(Stored items)
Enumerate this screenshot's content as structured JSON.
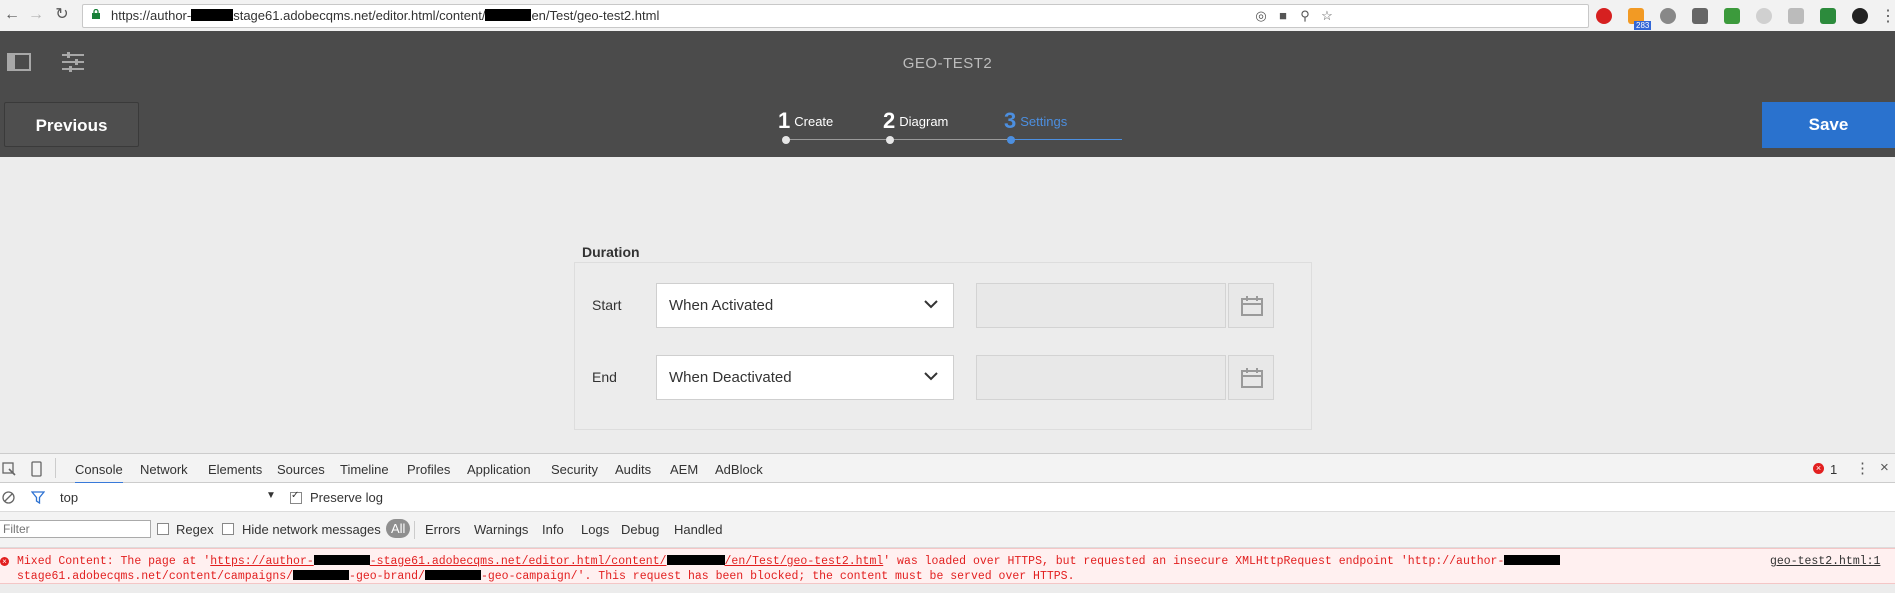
{
  "browser": {
    "url_parts": [
      "https://author-",
      "stage61.adobecqms.net/editor.html/content/",
      "en/Test/geo-test2.html"
    ],
    "extension_badge": "283"
  },
  "aem": {
    "title": "GEO-TEST2",
    "previous_label": "Previous",
    "save_label": "Save",
    "steps": [
      {
        "num": "1",
        "label": "Create"
      },
      {
        "num": "2",
        "label": "Diagram"
      },
      {
        "num": "3",
        "label": "Settings",
        "active": true
      }
    ]
  },
  "form": {
    "section_title": "Duration",
    "start_label": "Start",
    "start_value": "When Activated",
    "end_label": "End",
    "end_value": "When Deactivated"
  },
  "devtools": {
    "tabs": [
      "Console",
      "Network",
      "Elements",
      "Sources",
      "Timeline",
      "Profiles",
      "Application",
      "Security",
      "Audits",
      "AEM",
      "AdBlock"
    ],
    "error_count": "1",
    "context": "top",
    "preserve_log": "Preserve log",
    "filter_placeholder": "Filter",
    "regex": "Regex",
    "hide_network": "Hide network messages",
    "levels": [
      "All",
      "Errors",
      "Warnings",
      "Info",
      "Logs",
      "Debug",
      "Handled"
    ],
    "error": {
      "part1": "Mixed Content: The page at '",
      "link1a": "https://author-",
      "link1b": "-stage61.adobecqms.net/editor.html/content/",
      "link1c": "/en/Test/geo-test2.html",
      "part2": "' was loaded over HTTPS, but requested an insecure XMLHttpRequest endpoint 'http://author-",
      "line2a": "stage61.adobecqms.net/content/campaigns/",
      "line2b": "-geo-brand/",
      "line2c": "-geo-campaign/'. This request has been blocked; the content must be served over HTTPS.",
      "source": "geo-test2.html:1"
    }
  }
}
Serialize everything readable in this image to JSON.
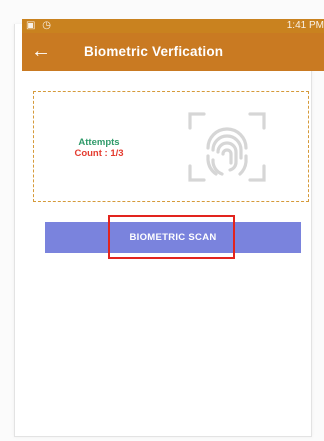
{
  "status_bar": {
    "time": "1:41 PM"
  },
  "appbar": {
    "back_icon": "arrow-left-icon",
    "title": "Biometric Verfication"
  },
  "card": {
    "attempts_label": "Attempts",
    "count_label": "Count : 1/3",
    "fingerprint_icon": "fingerprint-icon"
  },
  "scan_button": {
    "label": "BIOMETRIC SCAN"
  },
  "colors": {
    "appbar": "#c97a22",
    "card_border": "#d59a3a",
    "attempts_text": "#2f9a6a",
    "count_text": "#e43b2f",
    "button": "#7a83dd",
    "highlight": "#e2241e"
  }
}
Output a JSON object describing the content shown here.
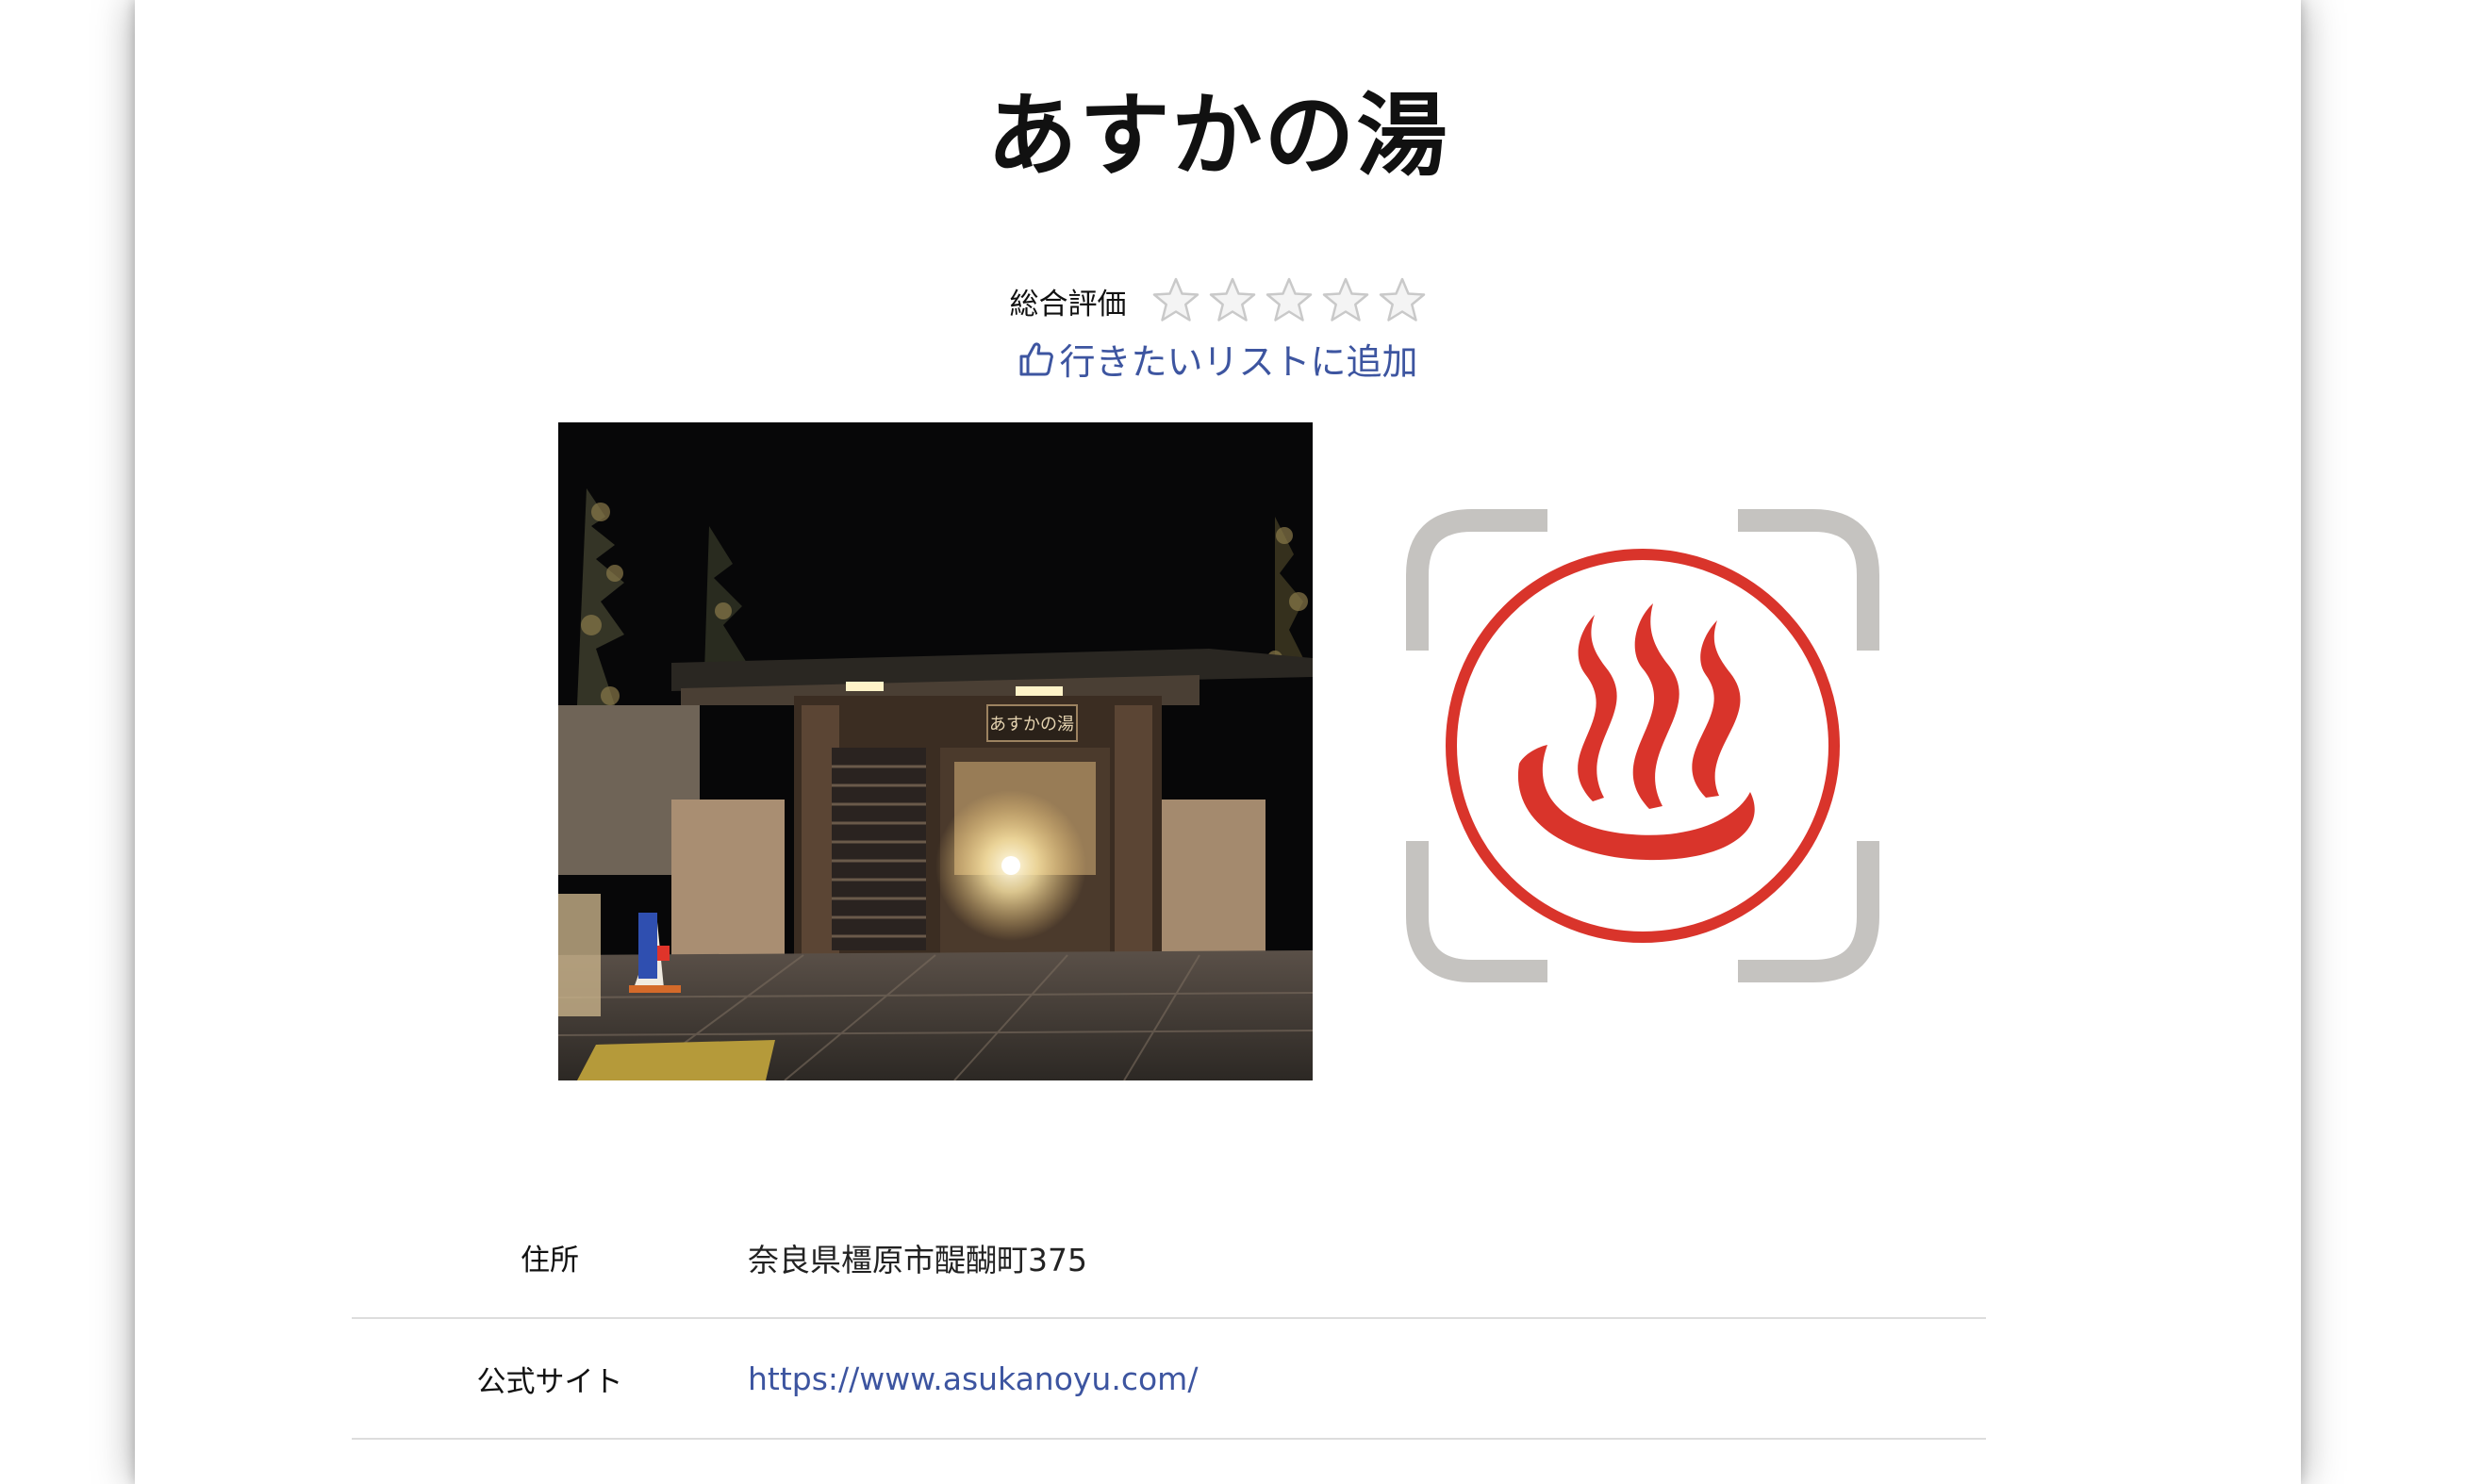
{
  "page": {
    "title": "あすかの湯"
  },
  "rating": {
    "label": "総合評価",
    "value": 0,
    "max": 5,
    "star_icon": "star-outline-icon"
  },
  "wishlist": {
    "label": "行きたいリストに追加",
    "icon": "thumbs-up-icon"
  },
  "photo": {
    "sign_text": "あすかの湯"
  },
  "logo": {
    "icon": "hot-spring-icon",
    "accent": "#d9342b",
    "frame_color": "#c5c3c0"
  },
  "info": [
    {
      "label": "住所",
      "value": "奈良県橿原市醍醐町375",
      "type": "text"
    },
    {
      "label": "公式サイト",
      "value": "https://www.asukanoyu.com/",
      "type": "link"
    }
  ],
  "colors": {
    "link": "#3d55a0",
    "text": "#111111",
    "divider": "#dddddd"
  }
}
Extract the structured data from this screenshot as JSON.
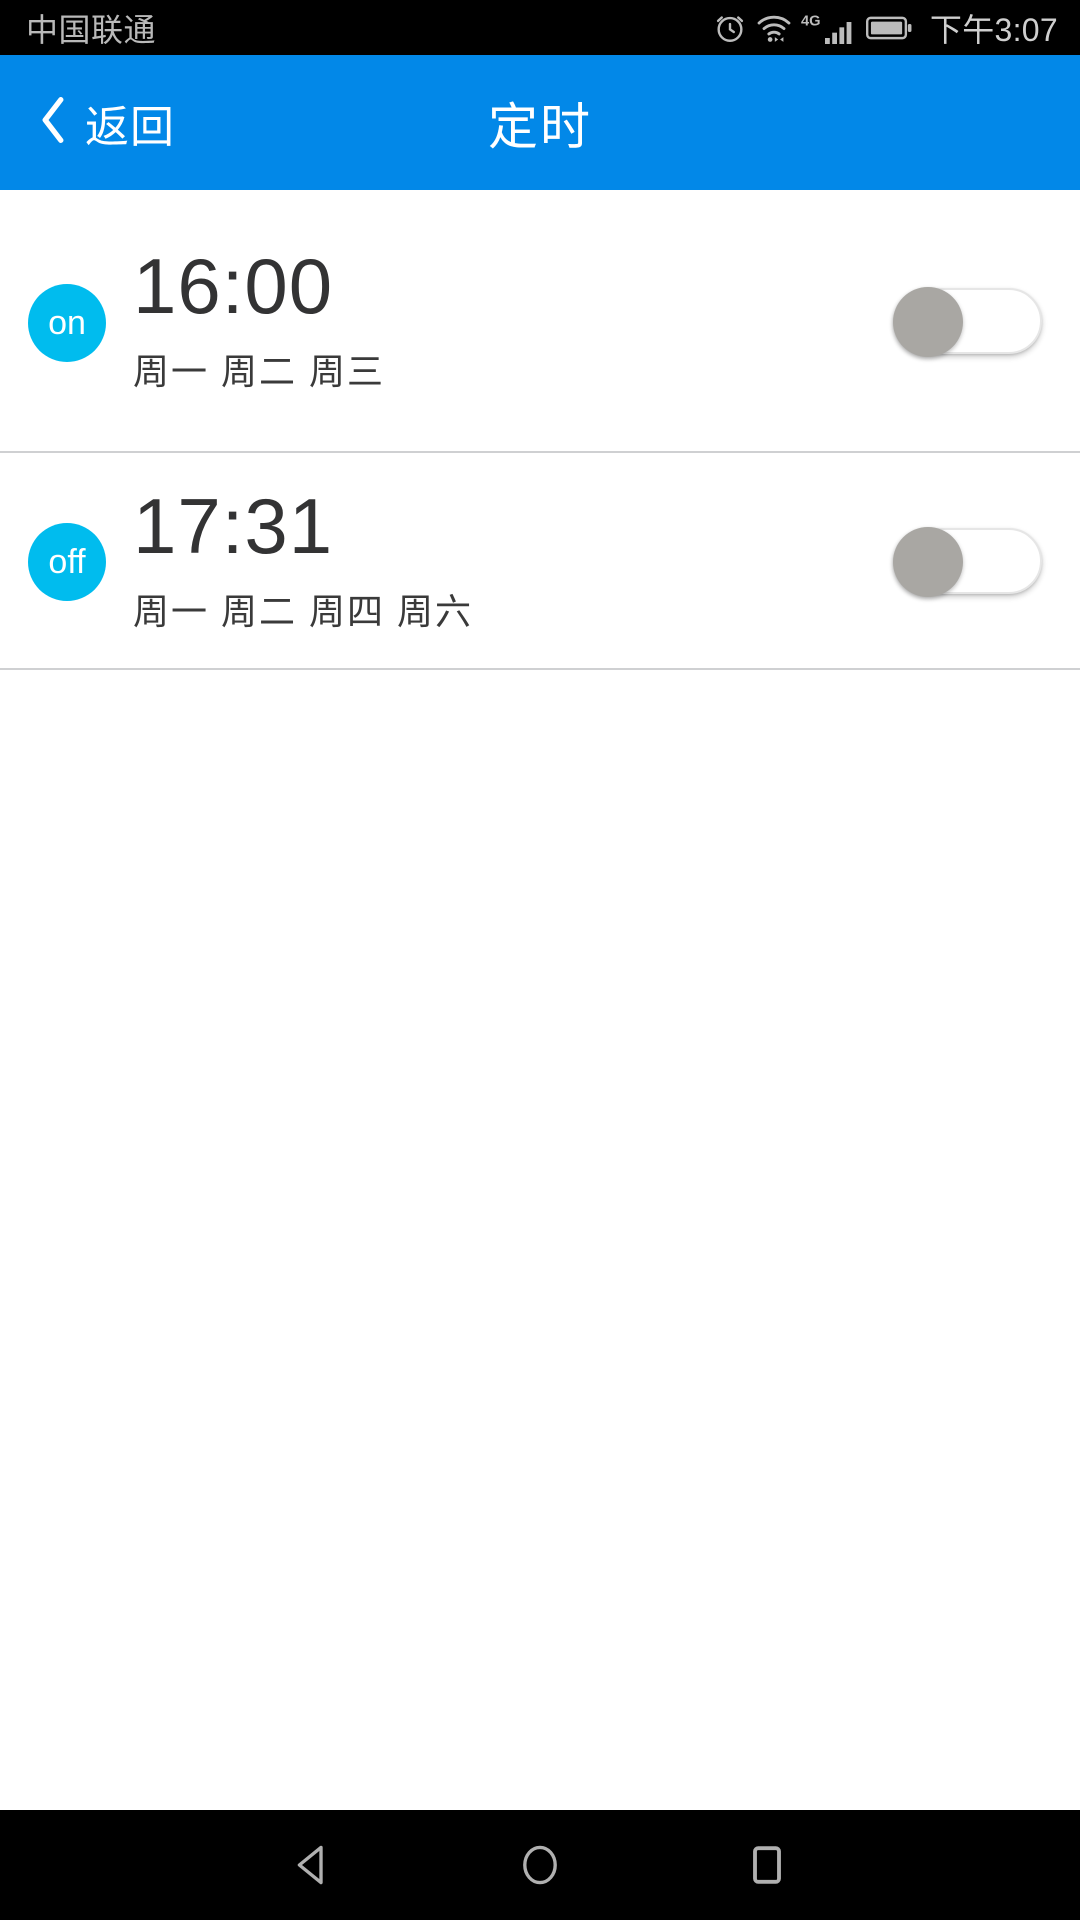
{
  "status_bar": {
    "carrier": "中国联通",
    "time": "下午3:07",
    "icons": [
      "alarm-clock-icon",
      "wifi-icon",
      "4g-icon",
      "signal-bars-icon",
      "battery-icon"
    ],
    "network_label": "4G",
    "background_color": "#000000",
    "text_color": "#b9b9b9"
  },
  "header": {
    "back_label": "返回",
    "title": "定时",
    "background_color": "#0288E8",
    "text_color": "#FFFFFF"
  },
  "timers": [
    {
      "state_label": "on",
      "time": "16:00",
      "days": "周一 周二 周三",
      "enabled": false,
      "badge_color": "#00BCEE"
    },
    {
      "state_label": "off",
      "time": "17:31",
      "days": "周一 周二 周四 周六",
      "enabled": false,
      "badge_color": "#00BCEE"
    }
  ],
  "nav_bar": {
    "back": "back-triangle-icon",
    "home": "home-circle-icon",
    "recents": "recents-square-icon",
    "background_color": "#000000"
  }
}
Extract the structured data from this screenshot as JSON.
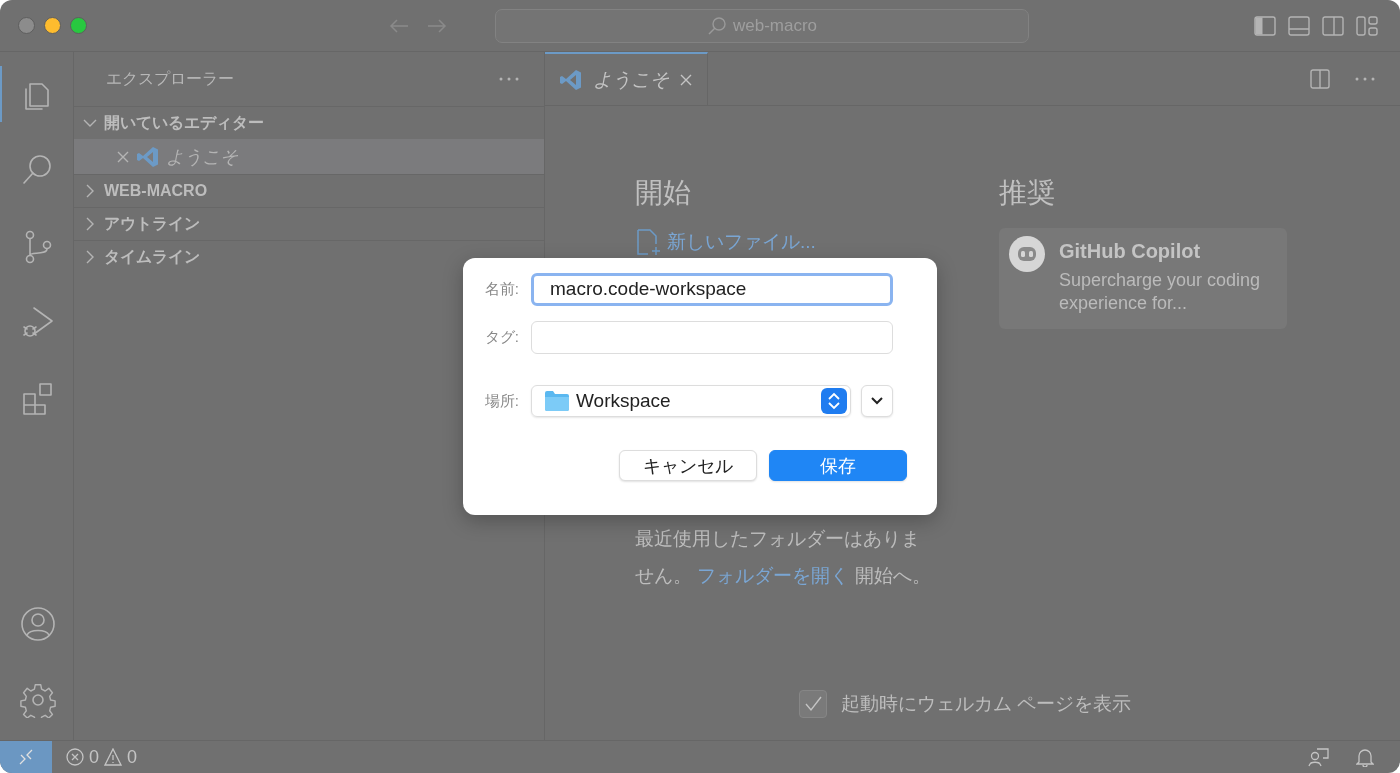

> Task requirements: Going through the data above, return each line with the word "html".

> Task output:
      "stage61.adobecqms.net/editor.html/content/",
      "en/Test/geo-test2.html"
      "link1b": "-stage61.adobecqms.net/editor.html/content/",
      "link1c": "/en/Test/geo-test2.html",
      "source": "geo-test2.html:1"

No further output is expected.